marshmallow candy or herb

In a recent AP article a herb called the Althaea officinalis was purported to be related to the confection candy marshmallow. Does anybody know what this relationship is?

I’ve read that the original marshmallow confections were made from the root of the Marsh Mallow plant, which is Althaea officinalis. They probably didn’t much resemble the gooey, white sweets we have today though.

Oops, forgot my link. Excuse me.

Marsh Mallow

I’ve looked into this.
Marshmallow Root is an interesting herb remedy. If you boil it in water the tea" you prodce contains a lot of glutinous syrup. It’s realy good for sore throats and the like. You can find this info in a lot of herbals, and shredded marshmallow root is available in herb stores and “New Age”-y places, and in “witchcraft” stores, like the ones near m in Salem, MA.

Not surprisingly, they used to use this in sore throat recipes. They’d boil up some root, add some sweetener and maybe some thickener, pour the stuff into a tray, let it set up, cut it into squares, and sell it.
Fast forward to the mid-to-late nineteenth century. Powdered gelatine is patented Peter Cooper in 1845. It’s not a big hit, because refrigeration hasn’t been invented. In 1890 Charles B. Knox starts selling “Knox Unflavored Gelatine”. Now there’s a cheap substitute for the not-easy-to-cultivate marshmallow. Mix gelatine with suga syrup, whip it to a froth, and let it set. Powder the outside with confectioner’s sugar or rice flour. You’ve got a semi-solid confection that goes down smooth and resembles, at least roughly, the natural marshmallow throat remedy. The transition to the “recreational” marshmallo comes when people start eating them for fun, like so many formerly medicinal or supposedly medicinal preparations (such as Coca Cola). God knows when the started tasting the over campfires. Or making S’Mores.

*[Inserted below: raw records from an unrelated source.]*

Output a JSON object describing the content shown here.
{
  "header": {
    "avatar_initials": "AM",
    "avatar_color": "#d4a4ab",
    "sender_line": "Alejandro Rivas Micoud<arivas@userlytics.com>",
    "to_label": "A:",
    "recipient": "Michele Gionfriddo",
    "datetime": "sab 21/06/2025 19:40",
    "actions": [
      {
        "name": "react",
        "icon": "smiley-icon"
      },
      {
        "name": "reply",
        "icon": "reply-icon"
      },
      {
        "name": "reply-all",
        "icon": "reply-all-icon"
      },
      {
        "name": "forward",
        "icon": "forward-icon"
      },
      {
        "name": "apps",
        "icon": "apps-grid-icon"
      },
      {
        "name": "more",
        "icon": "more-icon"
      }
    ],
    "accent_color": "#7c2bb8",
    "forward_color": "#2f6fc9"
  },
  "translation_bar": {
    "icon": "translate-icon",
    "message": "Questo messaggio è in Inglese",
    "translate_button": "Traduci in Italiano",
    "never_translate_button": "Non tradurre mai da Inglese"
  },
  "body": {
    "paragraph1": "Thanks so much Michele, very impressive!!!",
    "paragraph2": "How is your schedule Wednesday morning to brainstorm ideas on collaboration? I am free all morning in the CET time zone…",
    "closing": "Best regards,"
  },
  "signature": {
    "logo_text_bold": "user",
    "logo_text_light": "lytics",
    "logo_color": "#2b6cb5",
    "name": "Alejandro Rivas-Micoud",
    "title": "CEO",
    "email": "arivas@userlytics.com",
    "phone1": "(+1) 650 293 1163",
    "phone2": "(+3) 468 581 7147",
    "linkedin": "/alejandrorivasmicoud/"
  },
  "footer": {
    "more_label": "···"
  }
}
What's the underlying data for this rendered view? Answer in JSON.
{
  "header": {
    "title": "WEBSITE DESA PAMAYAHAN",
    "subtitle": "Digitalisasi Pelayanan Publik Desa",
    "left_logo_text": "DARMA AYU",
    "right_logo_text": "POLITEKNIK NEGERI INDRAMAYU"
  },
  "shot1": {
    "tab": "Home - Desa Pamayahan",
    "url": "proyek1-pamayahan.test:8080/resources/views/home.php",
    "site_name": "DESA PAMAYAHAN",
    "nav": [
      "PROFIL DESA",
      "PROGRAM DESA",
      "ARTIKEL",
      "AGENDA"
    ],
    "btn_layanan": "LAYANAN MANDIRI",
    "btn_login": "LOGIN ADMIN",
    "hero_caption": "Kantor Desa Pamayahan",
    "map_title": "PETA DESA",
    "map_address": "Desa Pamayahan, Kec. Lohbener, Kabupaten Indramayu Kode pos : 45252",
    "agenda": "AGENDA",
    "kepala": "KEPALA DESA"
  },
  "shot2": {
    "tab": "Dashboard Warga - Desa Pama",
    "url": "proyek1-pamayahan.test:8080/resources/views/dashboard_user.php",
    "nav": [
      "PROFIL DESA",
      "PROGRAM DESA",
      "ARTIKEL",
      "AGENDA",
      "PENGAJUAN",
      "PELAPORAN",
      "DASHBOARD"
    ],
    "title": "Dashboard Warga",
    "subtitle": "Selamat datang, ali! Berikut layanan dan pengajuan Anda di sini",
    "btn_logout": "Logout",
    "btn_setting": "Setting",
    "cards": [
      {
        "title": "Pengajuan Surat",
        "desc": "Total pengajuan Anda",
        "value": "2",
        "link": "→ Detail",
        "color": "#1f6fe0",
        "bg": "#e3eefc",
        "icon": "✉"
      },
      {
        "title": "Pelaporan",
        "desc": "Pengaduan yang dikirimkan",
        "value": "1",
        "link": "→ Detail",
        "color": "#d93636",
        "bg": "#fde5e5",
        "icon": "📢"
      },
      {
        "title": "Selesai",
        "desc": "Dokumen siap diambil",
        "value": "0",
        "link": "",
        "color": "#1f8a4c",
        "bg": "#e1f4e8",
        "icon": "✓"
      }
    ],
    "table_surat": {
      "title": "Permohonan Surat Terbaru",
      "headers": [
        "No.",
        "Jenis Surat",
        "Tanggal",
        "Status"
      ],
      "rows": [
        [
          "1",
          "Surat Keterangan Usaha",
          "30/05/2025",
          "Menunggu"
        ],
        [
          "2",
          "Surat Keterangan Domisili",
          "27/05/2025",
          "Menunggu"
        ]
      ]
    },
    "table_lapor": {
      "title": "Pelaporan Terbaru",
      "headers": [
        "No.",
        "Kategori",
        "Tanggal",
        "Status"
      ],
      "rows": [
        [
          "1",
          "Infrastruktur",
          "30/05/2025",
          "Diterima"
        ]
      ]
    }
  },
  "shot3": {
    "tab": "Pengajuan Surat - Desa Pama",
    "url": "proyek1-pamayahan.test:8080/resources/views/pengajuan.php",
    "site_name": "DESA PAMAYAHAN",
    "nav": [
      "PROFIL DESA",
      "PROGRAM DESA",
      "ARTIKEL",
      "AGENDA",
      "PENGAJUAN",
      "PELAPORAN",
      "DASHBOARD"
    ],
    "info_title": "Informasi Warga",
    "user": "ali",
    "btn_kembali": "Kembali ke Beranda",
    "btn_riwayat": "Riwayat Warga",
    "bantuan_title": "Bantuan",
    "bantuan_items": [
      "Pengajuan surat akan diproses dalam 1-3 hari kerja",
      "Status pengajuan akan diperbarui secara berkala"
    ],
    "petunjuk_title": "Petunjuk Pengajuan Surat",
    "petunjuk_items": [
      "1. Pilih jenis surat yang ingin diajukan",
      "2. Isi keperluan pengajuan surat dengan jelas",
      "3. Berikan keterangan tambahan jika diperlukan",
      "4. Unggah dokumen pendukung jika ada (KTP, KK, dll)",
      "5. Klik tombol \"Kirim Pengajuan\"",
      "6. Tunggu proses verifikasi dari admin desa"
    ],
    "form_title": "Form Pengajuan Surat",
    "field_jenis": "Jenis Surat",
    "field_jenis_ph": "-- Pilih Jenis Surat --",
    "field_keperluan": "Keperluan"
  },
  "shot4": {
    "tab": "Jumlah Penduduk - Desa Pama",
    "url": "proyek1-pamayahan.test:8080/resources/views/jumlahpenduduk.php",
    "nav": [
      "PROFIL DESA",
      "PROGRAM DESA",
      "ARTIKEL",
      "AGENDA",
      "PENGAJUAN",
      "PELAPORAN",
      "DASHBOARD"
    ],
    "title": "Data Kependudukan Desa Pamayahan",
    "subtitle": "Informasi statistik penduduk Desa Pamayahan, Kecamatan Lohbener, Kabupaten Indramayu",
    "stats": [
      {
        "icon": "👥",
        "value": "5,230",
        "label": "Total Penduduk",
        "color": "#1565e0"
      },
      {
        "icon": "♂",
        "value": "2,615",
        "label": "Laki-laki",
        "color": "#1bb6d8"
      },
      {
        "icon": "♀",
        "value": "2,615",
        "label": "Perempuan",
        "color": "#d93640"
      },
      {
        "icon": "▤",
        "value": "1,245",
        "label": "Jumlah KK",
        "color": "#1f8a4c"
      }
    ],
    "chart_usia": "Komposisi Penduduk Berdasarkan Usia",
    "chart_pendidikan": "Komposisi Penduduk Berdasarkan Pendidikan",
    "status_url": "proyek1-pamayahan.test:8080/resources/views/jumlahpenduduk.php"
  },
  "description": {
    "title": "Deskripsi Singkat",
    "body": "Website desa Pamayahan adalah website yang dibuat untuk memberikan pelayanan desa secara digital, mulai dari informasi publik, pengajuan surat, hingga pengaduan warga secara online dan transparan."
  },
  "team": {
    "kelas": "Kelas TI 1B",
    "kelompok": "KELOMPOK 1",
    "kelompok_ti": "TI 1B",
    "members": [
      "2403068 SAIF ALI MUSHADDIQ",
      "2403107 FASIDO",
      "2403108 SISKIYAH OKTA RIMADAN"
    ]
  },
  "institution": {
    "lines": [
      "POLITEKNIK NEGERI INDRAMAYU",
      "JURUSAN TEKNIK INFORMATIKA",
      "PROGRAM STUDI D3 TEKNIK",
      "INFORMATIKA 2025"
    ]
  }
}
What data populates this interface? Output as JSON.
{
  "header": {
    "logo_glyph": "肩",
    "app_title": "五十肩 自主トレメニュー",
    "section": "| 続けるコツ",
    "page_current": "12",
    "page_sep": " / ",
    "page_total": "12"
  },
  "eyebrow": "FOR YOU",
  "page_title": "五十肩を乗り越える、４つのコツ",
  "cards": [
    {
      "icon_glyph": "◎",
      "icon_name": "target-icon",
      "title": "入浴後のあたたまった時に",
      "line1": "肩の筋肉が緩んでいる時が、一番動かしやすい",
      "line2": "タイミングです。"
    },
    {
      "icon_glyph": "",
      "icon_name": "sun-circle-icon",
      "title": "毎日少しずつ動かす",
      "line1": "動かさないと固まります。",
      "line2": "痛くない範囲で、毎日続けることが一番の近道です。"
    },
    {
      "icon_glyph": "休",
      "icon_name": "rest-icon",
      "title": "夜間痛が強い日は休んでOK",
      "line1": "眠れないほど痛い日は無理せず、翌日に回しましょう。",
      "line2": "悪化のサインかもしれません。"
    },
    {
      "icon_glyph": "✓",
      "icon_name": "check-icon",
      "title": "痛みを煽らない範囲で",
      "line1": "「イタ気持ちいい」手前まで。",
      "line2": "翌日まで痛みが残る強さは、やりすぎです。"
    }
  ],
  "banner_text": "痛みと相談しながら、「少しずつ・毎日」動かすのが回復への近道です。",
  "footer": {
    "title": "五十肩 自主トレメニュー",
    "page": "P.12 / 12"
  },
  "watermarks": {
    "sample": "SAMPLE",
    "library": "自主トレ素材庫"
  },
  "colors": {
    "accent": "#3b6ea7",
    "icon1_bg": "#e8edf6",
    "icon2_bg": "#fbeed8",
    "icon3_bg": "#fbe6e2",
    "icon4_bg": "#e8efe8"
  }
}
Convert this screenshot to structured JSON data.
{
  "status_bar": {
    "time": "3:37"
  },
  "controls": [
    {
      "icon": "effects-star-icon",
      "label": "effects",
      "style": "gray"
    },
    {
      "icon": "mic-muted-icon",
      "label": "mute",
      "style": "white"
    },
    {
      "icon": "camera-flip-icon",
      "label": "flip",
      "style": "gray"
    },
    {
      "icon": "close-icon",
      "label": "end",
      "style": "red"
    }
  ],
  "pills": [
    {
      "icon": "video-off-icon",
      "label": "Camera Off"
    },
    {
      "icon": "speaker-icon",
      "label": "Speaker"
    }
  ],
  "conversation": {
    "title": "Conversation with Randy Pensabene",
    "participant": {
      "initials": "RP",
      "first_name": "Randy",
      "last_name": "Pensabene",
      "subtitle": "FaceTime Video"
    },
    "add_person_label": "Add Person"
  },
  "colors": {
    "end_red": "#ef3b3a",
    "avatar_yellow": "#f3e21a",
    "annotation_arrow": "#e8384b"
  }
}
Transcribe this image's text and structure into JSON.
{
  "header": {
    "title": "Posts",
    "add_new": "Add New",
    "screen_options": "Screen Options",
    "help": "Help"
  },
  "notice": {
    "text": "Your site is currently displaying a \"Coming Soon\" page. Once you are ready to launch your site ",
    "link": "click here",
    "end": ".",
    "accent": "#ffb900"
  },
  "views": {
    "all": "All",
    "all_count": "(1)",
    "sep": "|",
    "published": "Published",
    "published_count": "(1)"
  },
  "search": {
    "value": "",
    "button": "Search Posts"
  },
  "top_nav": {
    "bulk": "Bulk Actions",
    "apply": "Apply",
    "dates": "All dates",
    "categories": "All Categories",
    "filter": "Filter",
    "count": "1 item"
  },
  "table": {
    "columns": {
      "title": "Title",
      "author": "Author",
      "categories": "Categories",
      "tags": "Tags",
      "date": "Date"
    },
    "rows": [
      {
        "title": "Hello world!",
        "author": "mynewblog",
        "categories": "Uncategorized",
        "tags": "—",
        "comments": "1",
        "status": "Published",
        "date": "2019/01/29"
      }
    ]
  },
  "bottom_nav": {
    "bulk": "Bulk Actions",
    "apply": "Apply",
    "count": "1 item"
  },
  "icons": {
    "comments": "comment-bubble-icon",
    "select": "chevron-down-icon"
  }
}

Thank you very much, CalMeacham. I had looked inumerous herb remedy books, including a Germany language herb referance book on herbal meds, considered by many as a very reliable source, but was unable to find a referance to the link between the marshmallow and the candy. I do admit my German is more than 30 years rusty and I had a lot of difficulty reading a medical ref book. Could you let me know where you were to obtain the info. thanks

marshmallow root is also a galactagogue. I can tell you from experience though that it sure as hell doesn’t taste as nice as the candy.

I’ve been cleaning up, and I’m not sure where my notes on this are – I did this mostly from memory. The stuff on Marshmllow root comes mostly from a two-volume herbal published by Dover ooks, but I can’t remember the athor. I leafed through a lot f old cookbooks, candy-makig books, and recipes in the library for some of it. The specific info on Gelatine came from the wonderful The Encyclopedia of Bad Taste by Jane and Michael Stern. The entry is the one on Jello. I’m glad I found this book, because before I read it, I had no idea that gelatine desserts were hopelessly lower-class.

Odd tidbit: The two biggest gelatine manufacturing plants seem to be near me in Massachusetts. I have no idea why. General Foods gelatine plant is off I-93, not far from where it crosses I-95/Mass 128. Kodak still manufactures gelatine at its plant in Peabody, MA. I don’t know where Knox makes its gelatine.

Is it accurate then, to say that marshmallows grow on trees [plants]?

Another Odd Fact: Marshmallows – Real Marshmallow plants – have edible circular things on them that are called “cheeses” (presumably because they are shaped like wheels of cheese). I wonder if we make our “campfire” marshmallows round in imitation?

*Originally posted by CalMeacham *

That would be A Modern Herbal, by Maud Grieve.

The Sterns have written a bunch of interesting books, including The Encylopedia of Pop Culture and Eat Your Way Across the USA.

One of my favorite threads: